On day 11, I entered the La Garita Wilderness and left the cow pastures behind me. By that point, my body was becoming tired of the long hiking days and my morale was declining some. However, I now knew that the end was much nearer and I had the extra motivation to finish in 15 or 16 days in order to have some rest days before returning to work. Luckily, I entered one of my favorite sections of the trail soon after, the San Juan mountains. I had never been to that part of the start and it totally blew my mind. I was still doing long days with a lot of elevation each day but the scenery was so amazing that it made it easier.

On day 12, I hit the highest point on the trail at 13,271 ft and was lucky enough to meet a mountain biker there that took a picture of me!



Day 13 & 14 are blurred together in my mind. Get up early, hike with little breaks, stop hiking in the evening. Sleep. Repeat. The end was in sight, but my body was tired and I was ready to be done. On day 13 I hiked until 7pm in order to get to my resupply at Molas lake campground. Unfortunately for me, the campground was full and I had to go back to the trail to camp. No shower for me! I camped near Molas lake and all my gear was soaking wet when I woke up in the morning. I had to stop later in the day and let it all dry in the sun.

On day 15, I started hiking at 4.30am, very much ready to be done with the trail. I had 39 miles to cover that day and I knew that it would be brutal. Although the last miles are mostly downhill, I had a fair amount of climbs to cover in order to get there. I passed hikers that were planning to spend one last night on the trail before finishing. I got very discouraged after covering 30 miles as I still had 9 to go. The worst part was when I started having very sudden and bad shin splint about 4 miles from the end. At that point, I was not going to quit, but it meant I had to stumble down the trail sideways since my shins were so painful. I met a hiker on a day hike and chatting took my mind off the pain and helped immensely. His car was parked about a mile before the end of the trail, but he was kind and came to pick me up and take my end-of-hike picture at the trail head.

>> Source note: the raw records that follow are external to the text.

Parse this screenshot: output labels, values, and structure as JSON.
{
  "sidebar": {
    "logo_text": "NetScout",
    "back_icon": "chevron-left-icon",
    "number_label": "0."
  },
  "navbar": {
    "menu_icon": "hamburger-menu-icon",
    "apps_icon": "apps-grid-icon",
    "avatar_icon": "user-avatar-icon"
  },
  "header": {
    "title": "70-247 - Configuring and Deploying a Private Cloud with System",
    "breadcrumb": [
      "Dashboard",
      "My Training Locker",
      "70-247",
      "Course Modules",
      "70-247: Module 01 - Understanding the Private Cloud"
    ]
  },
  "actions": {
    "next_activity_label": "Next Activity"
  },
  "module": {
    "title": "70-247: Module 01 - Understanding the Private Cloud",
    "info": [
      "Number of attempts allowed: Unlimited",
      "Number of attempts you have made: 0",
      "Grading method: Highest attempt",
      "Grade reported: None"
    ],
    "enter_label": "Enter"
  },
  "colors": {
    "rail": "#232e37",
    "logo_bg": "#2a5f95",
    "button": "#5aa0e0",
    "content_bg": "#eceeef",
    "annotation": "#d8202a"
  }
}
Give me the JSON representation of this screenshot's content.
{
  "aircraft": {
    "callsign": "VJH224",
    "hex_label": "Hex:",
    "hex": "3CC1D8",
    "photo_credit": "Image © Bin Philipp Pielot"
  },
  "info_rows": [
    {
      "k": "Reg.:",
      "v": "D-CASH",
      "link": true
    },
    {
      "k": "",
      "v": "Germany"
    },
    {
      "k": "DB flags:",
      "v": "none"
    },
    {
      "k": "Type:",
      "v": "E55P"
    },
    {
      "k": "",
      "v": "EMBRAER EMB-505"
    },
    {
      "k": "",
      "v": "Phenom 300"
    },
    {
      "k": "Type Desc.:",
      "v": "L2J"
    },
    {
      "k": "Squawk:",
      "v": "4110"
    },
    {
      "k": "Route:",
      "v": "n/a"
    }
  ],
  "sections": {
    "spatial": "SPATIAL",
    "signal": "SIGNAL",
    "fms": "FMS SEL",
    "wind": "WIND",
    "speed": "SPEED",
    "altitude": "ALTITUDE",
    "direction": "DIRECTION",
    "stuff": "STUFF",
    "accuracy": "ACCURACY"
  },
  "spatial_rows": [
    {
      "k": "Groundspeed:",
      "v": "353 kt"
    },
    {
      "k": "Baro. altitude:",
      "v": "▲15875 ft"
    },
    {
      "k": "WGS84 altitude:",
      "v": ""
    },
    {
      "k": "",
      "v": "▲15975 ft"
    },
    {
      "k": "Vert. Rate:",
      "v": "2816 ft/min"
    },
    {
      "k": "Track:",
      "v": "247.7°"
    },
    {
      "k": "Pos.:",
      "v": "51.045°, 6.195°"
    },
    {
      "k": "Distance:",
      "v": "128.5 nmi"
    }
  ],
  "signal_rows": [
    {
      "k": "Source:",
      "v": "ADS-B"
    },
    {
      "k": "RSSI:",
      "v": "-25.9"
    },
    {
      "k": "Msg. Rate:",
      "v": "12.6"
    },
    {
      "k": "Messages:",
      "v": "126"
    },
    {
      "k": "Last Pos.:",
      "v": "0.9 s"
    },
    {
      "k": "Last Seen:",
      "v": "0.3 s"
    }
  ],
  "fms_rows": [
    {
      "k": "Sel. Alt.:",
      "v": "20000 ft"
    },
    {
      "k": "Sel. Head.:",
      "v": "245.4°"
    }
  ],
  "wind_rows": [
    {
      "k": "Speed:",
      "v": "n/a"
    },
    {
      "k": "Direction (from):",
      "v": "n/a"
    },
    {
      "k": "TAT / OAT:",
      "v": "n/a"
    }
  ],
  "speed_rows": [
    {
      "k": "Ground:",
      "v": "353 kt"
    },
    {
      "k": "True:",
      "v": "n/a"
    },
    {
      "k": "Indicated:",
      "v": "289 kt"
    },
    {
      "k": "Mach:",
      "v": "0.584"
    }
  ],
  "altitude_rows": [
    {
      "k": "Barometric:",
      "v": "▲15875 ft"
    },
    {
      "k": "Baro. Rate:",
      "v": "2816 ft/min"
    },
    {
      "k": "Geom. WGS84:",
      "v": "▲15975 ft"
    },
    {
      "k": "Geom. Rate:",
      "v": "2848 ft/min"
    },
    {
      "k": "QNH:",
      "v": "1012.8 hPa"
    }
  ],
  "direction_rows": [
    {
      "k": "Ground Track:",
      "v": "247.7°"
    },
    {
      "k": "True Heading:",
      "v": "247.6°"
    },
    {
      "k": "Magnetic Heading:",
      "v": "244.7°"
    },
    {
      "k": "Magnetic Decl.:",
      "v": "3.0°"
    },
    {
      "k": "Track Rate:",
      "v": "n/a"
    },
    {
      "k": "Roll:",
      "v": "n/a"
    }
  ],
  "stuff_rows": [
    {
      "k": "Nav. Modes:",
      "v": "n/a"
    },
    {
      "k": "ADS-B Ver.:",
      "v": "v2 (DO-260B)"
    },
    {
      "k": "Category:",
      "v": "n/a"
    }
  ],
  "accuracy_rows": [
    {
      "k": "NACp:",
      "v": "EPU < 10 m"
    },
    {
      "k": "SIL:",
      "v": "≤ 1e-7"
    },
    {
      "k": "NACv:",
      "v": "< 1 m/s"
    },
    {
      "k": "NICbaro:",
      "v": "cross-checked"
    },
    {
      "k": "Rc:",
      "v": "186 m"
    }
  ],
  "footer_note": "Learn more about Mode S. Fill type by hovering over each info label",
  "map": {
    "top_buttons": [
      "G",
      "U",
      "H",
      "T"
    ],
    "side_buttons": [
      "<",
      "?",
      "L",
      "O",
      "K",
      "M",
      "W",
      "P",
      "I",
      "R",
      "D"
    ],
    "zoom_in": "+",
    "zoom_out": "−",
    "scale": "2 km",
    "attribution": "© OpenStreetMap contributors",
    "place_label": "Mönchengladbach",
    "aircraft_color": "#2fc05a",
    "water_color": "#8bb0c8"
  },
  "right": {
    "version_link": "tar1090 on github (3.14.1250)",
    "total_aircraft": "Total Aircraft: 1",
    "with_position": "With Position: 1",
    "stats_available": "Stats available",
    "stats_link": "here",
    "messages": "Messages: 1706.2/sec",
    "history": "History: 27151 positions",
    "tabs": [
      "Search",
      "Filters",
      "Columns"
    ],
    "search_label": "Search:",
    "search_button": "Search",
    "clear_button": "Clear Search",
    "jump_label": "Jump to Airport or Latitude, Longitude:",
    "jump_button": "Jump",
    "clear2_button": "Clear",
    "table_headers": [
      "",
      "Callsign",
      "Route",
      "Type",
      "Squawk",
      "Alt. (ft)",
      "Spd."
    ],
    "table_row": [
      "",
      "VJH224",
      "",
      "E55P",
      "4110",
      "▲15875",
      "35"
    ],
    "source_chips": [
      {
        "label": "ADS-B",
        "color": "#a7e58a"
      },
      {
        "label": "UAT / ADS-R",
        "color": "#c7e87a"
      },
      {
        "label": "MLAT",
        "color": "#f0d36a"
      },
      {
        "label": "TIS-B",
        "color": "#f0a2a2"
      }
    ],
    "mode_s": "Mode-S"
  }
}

After a good meal with my new friend, I went to a hotel for a well-earned shower and rest.



My official time on the trail ended up being 14 days, 13 hours and 58 minutes. I had never aimed at a FKT (Fastest Known Time) before in my life, although I did end up getting one on the Trans Adirondack trail. The Colorado trail is much more reknown and there are a lot more attempts. Of all the categories you can claim a FKT for that trail in (I calculated that there are 24…), I now have one, but probably not for very long. A few days after I finished, another female hiker finished the Denver to Durango, collegiate east variant, self-supported, in 11 days! Amazing!! I doubt that I could have gone that much faster on the trail. My goal was to finish it below 18 days but still to enjoy it. It was amazing and I truly enjoyed the experience, but I didn’t savor the experience as much as other long distance trails I have been on, on which I hiked at a slower pace. I will hike it again, at least sections of it, and next time I will take my sweet time! 😀